Get Back to 8-Track (or Not)

New Jersey-based vintage audio specialist Skyfi Audio has something special for AV collectors: a vintage Akai 8-track player/recorder.

Skyfi is quick to label the 1976 piece a novelty item “for someone looking to experience an 8-track tape deck for the first time or an experienced user looking for a nostalgic rush.”

And what a rush — assuming, of course, you can even find an 8-track tape at your local flea market. (Actually, there are plenty on eBay.)

The “elapsed time counter” and backlit VU meters give the Akai CR-83D a distinctively nostalgic, even impressive look.
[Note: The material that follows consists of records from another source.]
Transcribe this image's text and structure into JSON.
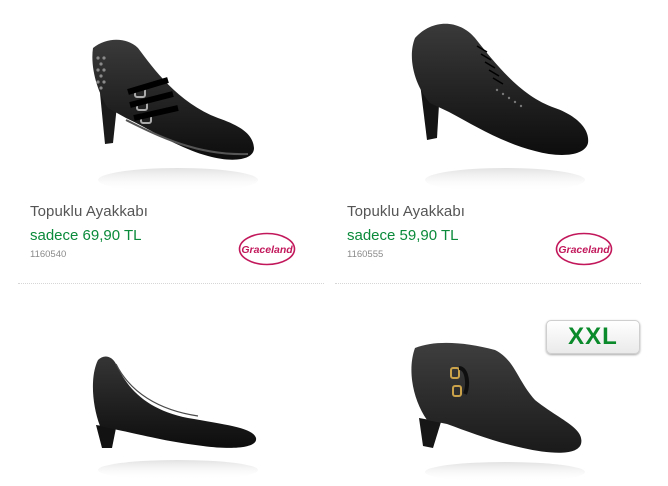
{
  "products": [
    {
      "name": "Topuklu Ayakkabı",
      "price": "sadece 69,90 TL",
      "sku": "1160540",
      "brand": "Graceland",
      "image_icon": "studded-buckle-bootie-image"
    },
    {
      "name": "Topuklu Ayakkabı",
      "price": "sadece 59,90 TL",
      "sku": "1160555",
      "brand": "Graceland",
      "image_icon": "lace-up-oxford-heel-image"
    },
    {
      "image_icon": "black-pump-image"
    },
    {
      "image_icon": "suede-buckle-bootie-image",
      "badge": "XXL"
    }
  ],
  "colors": {
    "price": "#0a8a3a",
    "brand": "#c2185b",
    "badge": "#0a8a2a"
  }
}
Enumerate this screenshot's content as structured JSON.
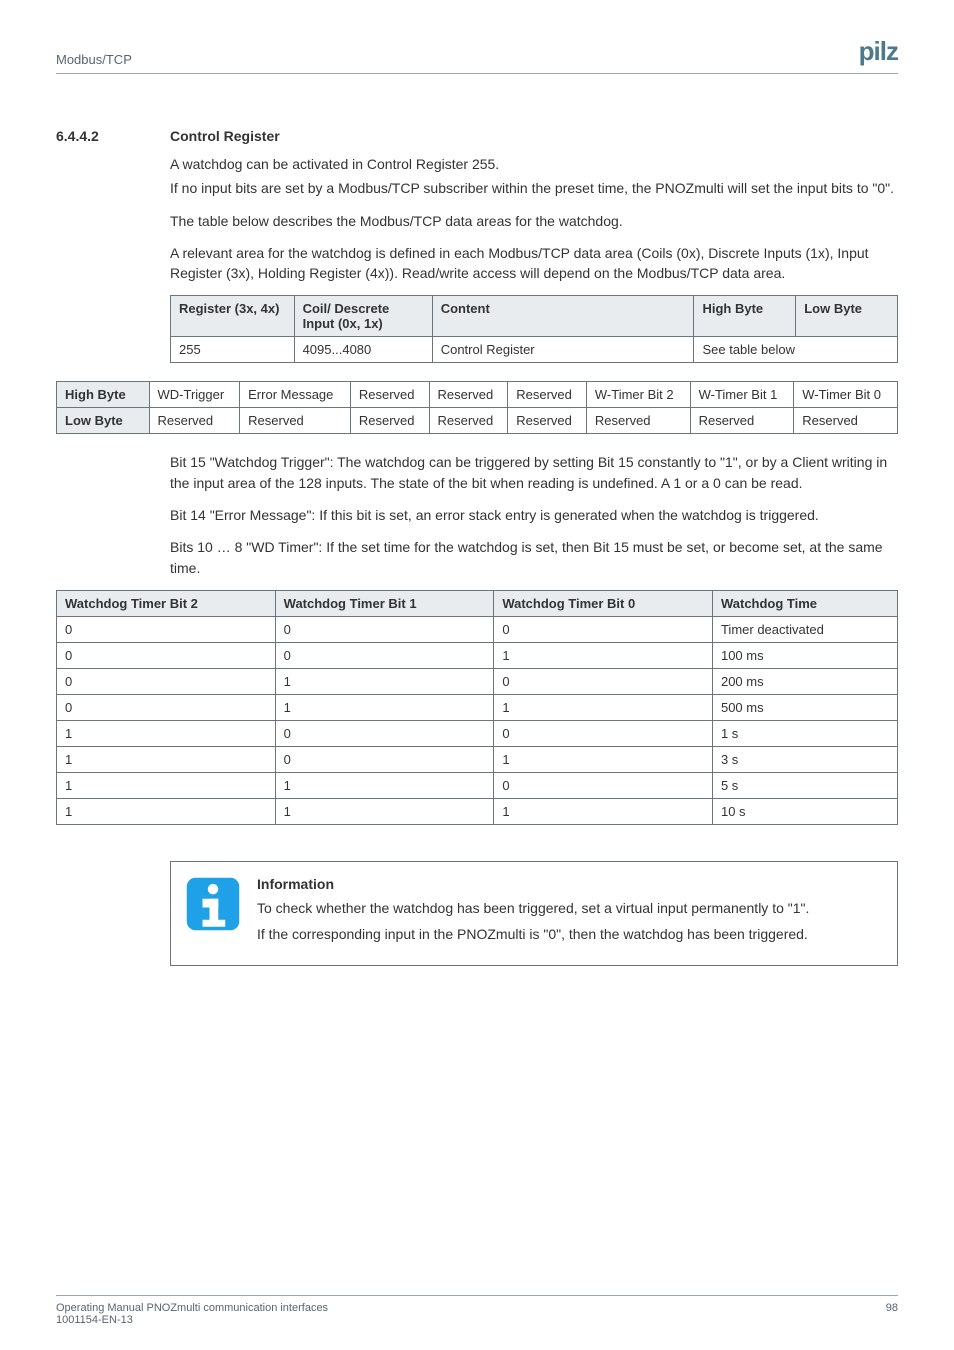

Too bad it represents the worst format in the history of audio.

Skyfi has serviced the deck, lubricating all of its moving parts and replacing belts, but will only qualify it as “mostly working,” unable to guarantee its long-term reliability “since most 8-track players were cheaply made.”

“We did not test the recording feature(s) as we did not have access to any blank 8-track tapes, and even if we found them we doubt they would function correctly at 40+ years of age.”

More to the point, Skyfi writes: “Please note this is by no means a top performing format — so don't expect to hook it up to your hi-fi and be blown away. Sound quality is passable so you should be able to recognize the song :-). Boy are we glad this format came and went — especially in cars!”

Strike it up as a conversation piece. Hey, what did you expect for $399?

Click here to see the original brochure.

For more information on the CR-83D and other vintage audio gear, visit


Flops: Fourteen Formats and Technologies That Couldn't Quite Hang On

Puffer Belly's picture

I still have my Craig H260 8-track recorder that I bought in 1977, but I haven't used it in at least 25 years. I've thought about getting it out of the attic just to see if it works after checking its belts first. I still have recording tape for it, too.

For those of you who might try playing some 8-track tapes now for the heck of it, unless you restore the case mechanisms first, you are likely going to break the tape. There are restoration kits sold on the internet and companies that restore tapes for you. The main problem is the lubricant in the tape case has turned to a solid by now.

supamark's picture

How much does Skyfi Audio pay for these advertorials? It's clearly advertising put forth like an article... you should indicate so. If you're not being paid, why on Earth are you showing favoritism to this company (as opposed to, say, The Music Room in Colorado who is a competitor for just one example but there are many others)?

John_Werner's picture

I think I was 14 when I got for Christmas a Wollensak 8-Track recorder. I was getting ready to drive and it seemed logical as Phillips Compact Cassette hadn't really hit big in cars yet. The good: for a deeply flawed high-fidelity audio format Wollensak by 3M probably made the best one with a better transport and a nice industrial design. It still had too much tape hiss so I added a Teac AN-40 outboard noise reduction unit. At home it helped with the hiss problem and in the car it made the highs just a little clearer. TDK's SA tape was the tape of choice for me. I thought with the Dolby B unit and SA tape I could live with the sound limitations. I slowly decided I was wrong though, Making tapes was a chore if you wanted to plan around track switches. I gave up and lived with the quick though still abrupt track changes simply recording through them. In a few years I switched to the cassette medium as I watched the market shift too. Pioneer's SuperTuner car cassette units (among others) proved the cassette could sound better at half the speed of the clunky 8-track tapes. I chunked all of my 8-track tapes and no amount of good will carried over I'd say. Zero nostalgia factor here except for the pride of once owning what was likely the best of the breed.